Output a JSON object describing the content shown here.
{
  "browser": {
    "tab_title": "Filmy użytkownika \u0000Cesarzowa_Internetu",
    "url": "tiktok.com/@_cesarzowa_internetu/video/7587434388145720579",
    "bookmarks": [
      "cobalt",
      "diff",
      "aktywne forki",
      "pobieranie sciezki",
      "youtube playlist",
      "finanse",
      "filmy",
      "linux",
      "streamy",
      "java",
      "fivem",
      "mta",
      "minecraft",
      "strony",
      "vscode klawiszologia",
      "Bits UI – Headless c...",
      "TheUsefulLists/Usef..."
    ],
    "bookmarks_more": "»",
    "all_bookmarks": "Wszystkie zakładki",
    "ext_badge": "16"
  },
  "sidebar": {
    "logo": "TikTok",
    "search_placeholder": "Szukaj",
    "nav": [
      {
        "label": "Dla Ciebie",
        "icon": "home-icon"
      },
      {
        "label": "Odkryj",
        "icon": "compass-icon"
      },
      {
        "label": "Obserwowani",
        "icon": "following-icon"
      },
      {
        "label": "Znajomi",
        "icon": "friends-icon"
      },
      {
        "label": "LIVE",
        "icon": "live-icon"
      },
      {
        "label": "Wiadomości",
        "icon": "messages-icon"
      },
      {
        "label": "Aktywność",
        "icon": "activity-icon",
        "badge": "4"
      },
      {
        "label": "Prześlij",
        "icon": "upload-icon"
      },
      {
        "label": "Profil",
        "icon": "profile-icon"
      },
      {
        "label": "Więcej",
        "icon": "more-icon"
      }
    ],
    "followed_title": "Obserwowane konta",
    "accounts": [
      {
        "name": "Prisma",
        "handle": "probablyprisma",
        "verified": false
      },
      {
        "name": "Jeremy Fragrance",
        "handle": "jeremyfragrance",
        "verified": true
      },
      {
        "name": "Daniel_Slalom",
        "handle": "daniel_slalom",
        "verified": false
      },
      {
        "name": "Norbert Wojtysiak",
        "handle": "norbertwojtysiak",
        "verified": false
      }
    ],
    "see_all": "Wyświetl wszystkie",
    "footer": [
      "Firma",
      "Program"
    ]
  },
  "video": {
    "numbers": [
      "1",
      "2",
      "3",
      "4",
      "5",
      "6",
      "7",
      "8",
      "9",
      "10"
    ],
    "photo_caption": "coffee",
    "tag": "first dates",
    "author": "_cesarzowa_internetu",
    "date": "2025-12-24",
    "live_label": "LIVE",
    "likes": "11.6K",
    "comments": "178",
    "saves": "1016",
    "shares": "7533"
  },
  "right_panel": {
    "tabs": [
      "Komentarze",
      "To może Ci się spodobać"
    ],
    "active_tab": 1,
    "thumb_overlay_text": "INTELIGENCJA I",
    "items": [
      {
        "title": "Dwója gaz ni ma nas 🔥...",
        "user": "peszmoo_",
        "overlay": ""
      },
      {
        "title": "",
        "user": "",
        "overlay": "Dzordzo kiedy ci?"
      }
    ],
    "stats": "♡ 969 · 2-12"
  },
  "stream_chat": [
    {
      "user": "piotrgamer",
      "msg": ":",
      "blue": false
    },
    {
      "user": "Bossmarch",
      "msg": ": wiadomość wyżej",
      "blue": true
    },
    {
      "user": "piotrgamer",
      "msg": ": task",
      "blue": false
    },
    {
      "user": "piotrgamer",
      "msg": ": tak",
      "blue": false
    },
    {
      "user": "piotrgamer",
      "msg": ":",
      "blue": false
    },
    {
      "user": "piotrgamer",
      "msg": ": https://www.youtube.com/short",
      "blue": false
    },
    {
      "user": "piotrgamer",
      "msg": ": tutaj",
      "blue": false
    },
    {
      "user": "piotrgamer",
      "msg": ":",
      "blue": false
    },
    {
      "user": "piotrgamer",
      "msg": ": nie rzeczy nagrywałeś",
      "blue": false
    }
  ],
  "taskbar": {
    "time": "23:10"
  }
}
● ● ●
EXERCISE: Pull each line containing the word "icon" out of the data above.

FINAL ANSWER:
        "icon": "home-icon"
        "icon": "compass-icon"
        "icon": "following-icon"
        "icon": "friends-icon"
        "icon": "live-icon"
        "icon": "messages-icon"
        "icon": "activity-icon",
        "icon": "upload-icon"
        "icon": "profile-icon"
        "icon": "more-icon"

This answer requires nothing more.